[DATA PROVIDED]

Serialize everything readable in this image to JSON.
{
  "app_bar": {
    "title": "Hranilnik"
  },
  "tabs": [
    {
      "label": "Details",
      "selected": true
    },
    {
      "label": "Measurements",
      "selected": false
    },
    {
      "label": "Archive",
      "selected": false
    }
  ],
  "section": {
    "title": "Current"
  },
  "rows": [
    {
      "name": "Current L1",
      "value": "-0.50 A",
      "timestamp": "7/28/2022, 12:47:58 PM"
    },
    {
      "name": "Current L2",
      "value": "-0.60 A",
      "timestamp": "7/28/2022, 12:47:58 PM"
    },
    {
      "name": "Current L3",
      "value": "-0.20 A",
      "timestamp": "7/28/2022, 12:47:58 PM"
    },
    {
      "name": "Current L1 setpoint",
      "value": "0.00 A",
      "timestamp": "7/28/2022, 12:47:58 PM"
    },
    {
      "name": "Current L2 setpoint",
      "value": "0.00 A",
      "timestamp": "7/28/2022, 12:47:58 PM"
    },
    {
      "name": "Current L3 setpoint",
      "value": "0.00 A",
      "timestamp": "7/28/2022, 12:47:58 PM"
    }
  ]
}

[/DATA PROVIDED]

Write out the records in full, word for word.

Serialize everything readable in this image to JSON.
{
  "app_bar": {
    "title": "Hranilnik"
  },
  "tabs": [
    {
      "label": "Details",
      "selected": true
    },
    {
      "label": "Measurements",
      "selected": false
    },
    {
      "label": "Archive",
      "selected": false
    }
  ],
  "section": {
    "title": "Current"
  },
  "rows": [
    {
      "name": "Current L1",
      "value": "-0.50 A",
      "timestamp": "7/28/2022, 12:47:58 PM"
    },
    {
      "name": "Current L2",
      "value": "-0.60 A",
      "timestamp": "7/28/2022, 12:47:58 PM"
    },
    {
      "name": "Current L3",
      "value": "-0.20 A",
      "timestamp": "7/28/2022, 12:47:58 PM"
    },
    {
      "name": "Current L1 setpoint",
      "value": "0.00 A",
      "timestamp": "7/28/2022, 12:47:58 PM"
    },
    {
      "name": "Current L2 setpoint",
      "value": "0.00 A",
      "timestamp": "7/28/2022, 12:47:58 PM"
    },
    {
      "name": "Current L3 setpoint",
      "value": "0.00 A",
      "timestamp": "7/28/2022, 12:47:58 PM"
    }
  ]
}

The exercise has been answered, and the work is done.